Turns out the first year of the Donald Trump administration was an active year for U.S. health services deals, with deal volume decreasing slightly from 2016, but deal value increasing significantly. Even without 2017's largest transaction — CVS buying Aetna for $69 billion, which accounted for almost 44 percent of total deal value the total would have been 40 percent greater than 2016 levels. Those are epic numbers.

The recent PwC report, essentially a report card for healthcare company mergers and acquisitions, shows that 2017 was really something.

Per the report, there were five "megadeals." Leading subsectors included managed care and long-term care, but major declines were seen in behavioral care and home healthcare deal volume.

There were increases across all subsectors except ambulatory care, rehabilitation and dental. Labs and imaging saw the largest increase. Interest in IPOs was more muted than the previous two years none were reported, compared to one per year in 2015 and 2016.

In 2017, the number of deals decreased by 2.5 percent to 967, but deal value increased 145.8 percent to $175.2 billion. Deal volume was greatest in the first quarter with 270 deals, but deal value was the greatest in quarter four with $99.2 billion.

As was the case in 2016, long-term care represented the largest subsector in terms of deal volume with 297, but managed care was the largest subsector in deal volume with $84.8 billion; it also was the fastest-growing subsector in terms of deal volume (up 25 percent) and deal value (up 5,225 percent).

The CVS Health Corp.-Aetna Inc. deal represented almost 45 percent of total deal value for the year, and 78 percent of quarter four's deal value. Other notable transactions, included Thermo Fisher Scientific Inc.'s acquisition of Patheon N.V. for $7.2 billion (Q2 2017) and Avantor Performance Materials, Inc.'s acquisition of VWR Corporation for $6.6 billion (Q2 2017).

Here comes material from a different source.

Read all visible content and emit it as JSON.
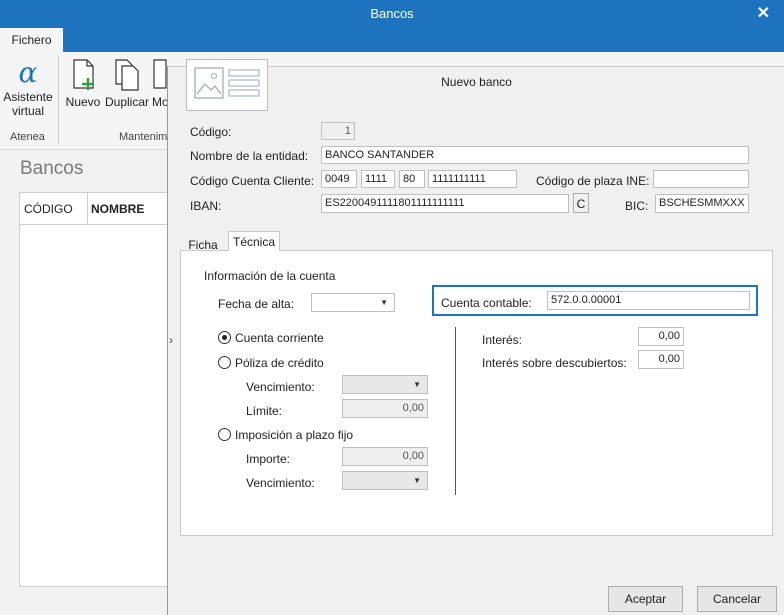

In terms of year-over-year growth in volume terms, managed care and physician medical groups grew the most (25 percent and 22.1 percent, respectively). For illustrations, deal value in the managed care subsector was 53 times higher in 2017 than in 2016. The next highest-growth subsectors by value were home healthcare at about 330 percent year-over-year.

PwC predicts deal value activity to continue after 13 previous quarters of growth. There are several reasons for this:

  • Uncertainty in the future of the Affordable Care Act and the current political landscape continue to disrupt corporate strategies around all forms of deals
  • The resurgence of megadeals in 2017 ($5 billion and greater)
  • The continued trend of consumerism among patients and the evolving impact of technology on treatments, cost reduction and care delivery resulting in various forms of deals
  • Tax reform is likely to impact all forms of capital decisions across all healthcare subsectors
  • Near-record private equity fundraising, coupled with low interest rates and the anticipation of repatriation of overseas cash, is likely to provide increased capital to fund all types of deals for 2018

Hopefully, the year ahead will continue to be better than the years before.